Source material below:

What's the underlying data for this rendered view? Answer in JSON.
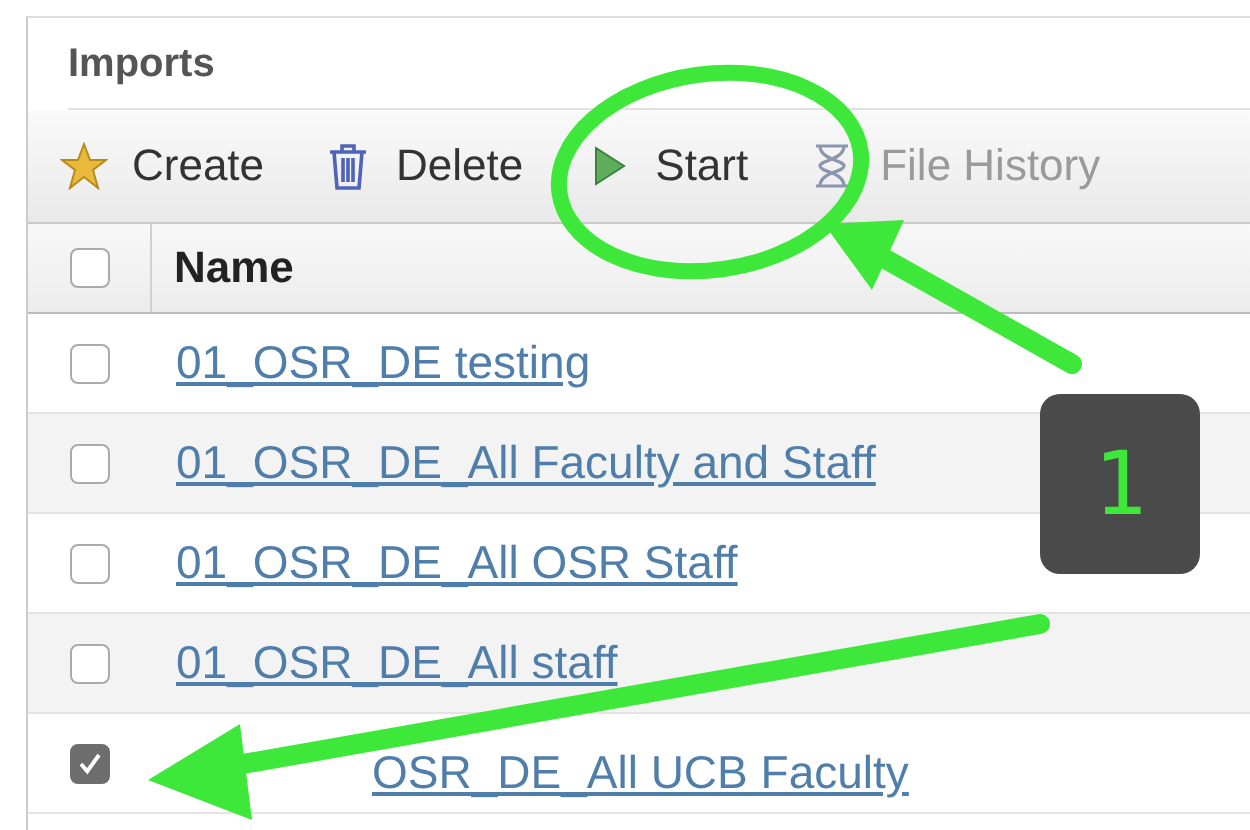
{
  "panel": {
    "title": "Imports"
  },
  "toolbar": [
    {
      "kind": "create",
      "label": "Create",
      "disabled": false
    },
    {
      "kind": "delete",
      "label": "Delete",
      "disabled": false
    },
    {
      "kind": "start",
      "label": "Start",
      "disabled": false
    },
    {
      "kind": "history",
      "label": "File History",
      "disabled": true
    }
  ],
  "table": {
    "columns": [
      "Name"
    ],
    "header_checked": false,
    "rows": [
      {
        "name": "01_OSR_DE testing",
        "checked": false
      },
      {
        "name": "01_OSR_DE_All Faculty and Staff",
        "checked": false
      },
      {
        "name": "01_OSR_DE_All OSR Staff",
        "checked": false
      },
      {
        "name": "01_OSR_DE_All staff",
        "checked": false
      },
      {
        "name": "OSR_DE_All UCB Faculty",
        "checked": true
      }
    ]
  },
  "annotation": {
    "badge": "1"
  }
}
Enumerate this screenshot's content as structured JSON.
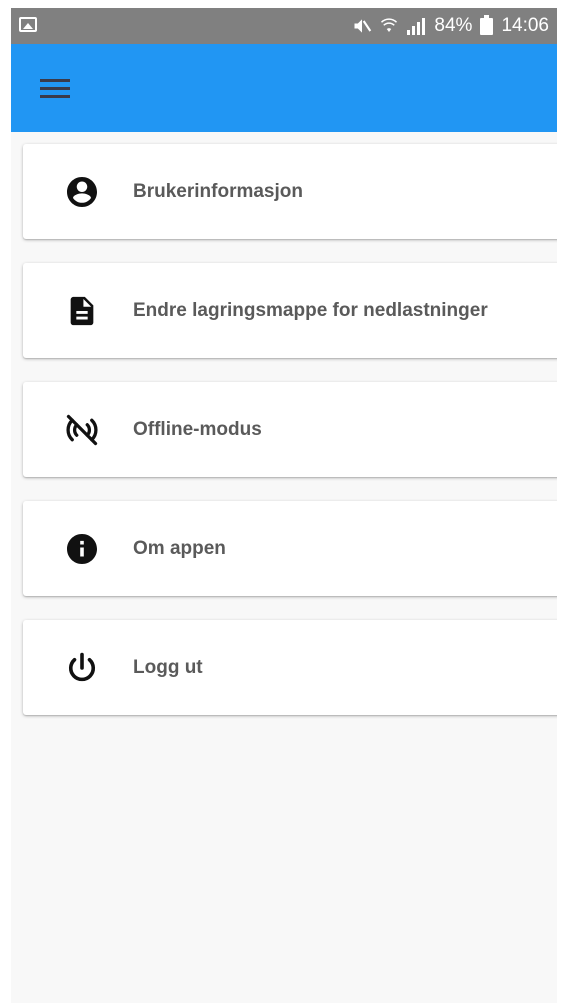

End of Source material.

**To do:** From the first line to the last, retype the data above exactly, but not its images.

**Solution:**
What's the underlying data for this rendered view? Answer in JSON.
{
  "panel": {
    "title": "Imports"
  },
  "toolbar": [
    {
      "kind": "create",
      "label": "Create",
      "disabled": false
    },
    {
      "kind": "delete",
      "label": "Delete",
      "disabled": false
    },
    {
      "kind": "start",
      "label": "Start",
      "disabled": false
    },
    {
      "kind": "history",
      "label": "File History",
      "disabled": true
    }
  ],
  "table": {
    "columns": [
      "Name"
    ],
    "header_checked": false,
    "rows": [
      {
        "name": "01_OSR_DE testing",
        "checked": false
      },
      {
        "name": "01_OSR_DE_All Faculty and Staff",
        "checked": false
      },
      {
        "name": "01_OSR_DE_All OSR Staff",
        "checked": false
      },
      {
        "name": "01_OSR_DE_All staff",
        "checked": false
      },
      {
        "name": "OSR_DE_All UCB Faculty",
        "checked": true
      }
    ]
  },
  "annotation": {
    "badge": "1"
  }
}
Enumerate this screenshot's content as structured JSON.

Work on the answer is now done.